Carnegiea gigantea, Giant Saguaro

Southwest Desert Flora

Home to the plants of the Sonoran, Chihuahuan and Mojave Deserts

Cirsium ochrocentrum, Yellowspine Thistle

Layia glandulosa, Whitedaisy Tidytips

Layia glandulosa, Whitedaisy Tidytips, Southwest Desert Flora Layia glandulosa, Whitedaisy Tidytips, Southwest Desert Flora Layia glandulosa, Whitedaisy Tidytips, Southwest Desert Flora    Layia glandulosa, Whitedaisy Tidytips, Southwest Desert Flora


Scientific Name: Layia glandulosa
Common Name: Whitedaisy Tidytips
Also Called: Tidy Tips, White Tidytips
Family: Asteraceae, Sunflower Family
Synonyms: (Layia glandulosa ssp. lutea, Layia glandulosa ssp. glandulosa)
Status: Native
Duration: Annual
Size: 18 inches or more.
Growth Form: Forb/herb; small flower, low growing branched, pubescent with soft hairs on stems and leaves, some with spicy scent.
Leaves: Green leaves thin; linear to lanceolate; margins toothed or lobed; hairy often looking like cob-webs.
Flower Color: Showy pure white 1.5 inch flower heads with yellow disk flowers center; ray flowers 3 to 14; disk flowers numerous; up to 20 or more flower heads when ideal conditions exist, white ray flowers have two notches on tip of the strap or ligule; fruit is an achene.
Flowering Season: March to June.
Elevation: Up to 5,000 feet.
Habitat Preferences: Upper deserts, and upland habitats, grasslands, dry areas, open areas and clearings, gravelly or sandy soil.
Recorded Range: A southwestern species found in AZ, CA, ID, NM, NV, OR, UT and WA. It is also found in Baja California and British Columbia.

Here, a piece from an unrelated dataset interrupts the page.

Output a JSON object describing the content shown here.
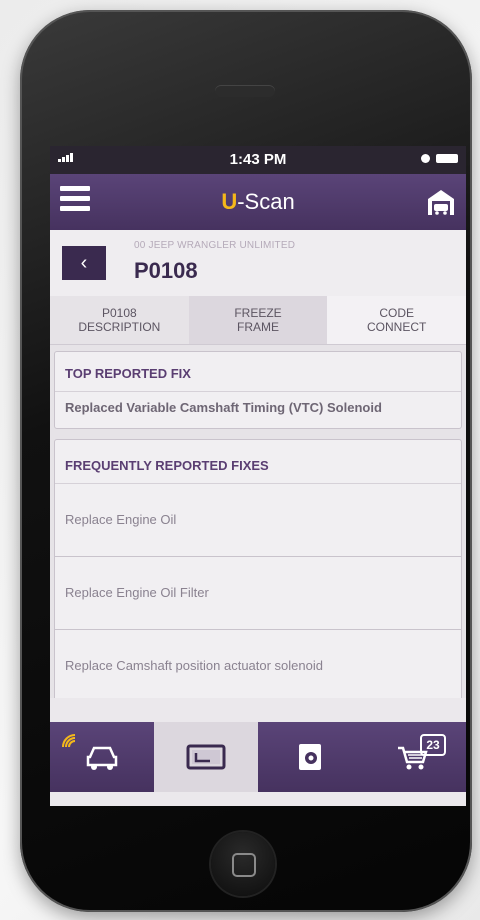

Occurs throughout most of Arizona but few records from Yuma County.

North America & US County Distribution Map for Layia glandulosa.

U.S. Weed Information: No data available.
Invasive/Noxious Weed Information: No data available.
Wetland Indicator: No data available.
Threatened/Endangered Information: No data available.

Genus Information: 14 species in Layia, all in southwestern United States. 2 species are native to Arizona.

Comments: Whitedaisy Tidytips, although found in a variety of habitats is not typically a common or abundant species. This specimen was observed growing in a semi-shaded area along a gravel bar in Rock Creek in the Tonto National Forest. The genus Layia truly belong to California where all 14 species of Layia can be found and amazingly, 12 of those species are found only in California.

Superficially resembles White Woolly Daisy, Eriophyllum lanosum and Mojave Desertstar, Monoptilon bellioides.

California Native Americans ground the seeds into a flour for use in a mush. View species account from Native American Ethnobotany, University of Michigan, Dearborn.

Date Profile Completed: 8/6/2012; Updated, 07/26/2015
References:
U.S. Dept. of Agriculture, Natural Resources Conservation Service on-line database
Arizona Flora, Kearney, Thomas H., Peebles, Robert H., 1960, University of California Press, Berkley and Los Angeles
The Jepson Manual, Citation: http://ucjeps.berkeley.edu/interchange/I_treat_indexes.html Mon Aug 6 12:45:35 2012
Bruce G. Baldwin, Susan J. Bainbridge, John L. Strother, FNA | Family List | FNA Vol. 21 | Asteraceae | Layia, Flora of North America Editorial Committee, eds. 1993+. Flora of North America North of Mexico. 16+ vols. New York and Oxford. (accessed 08/06/2012)
SEINet for synonyms, scientific names and recorded geographic locations, http://swbiodiversity.org/seinet/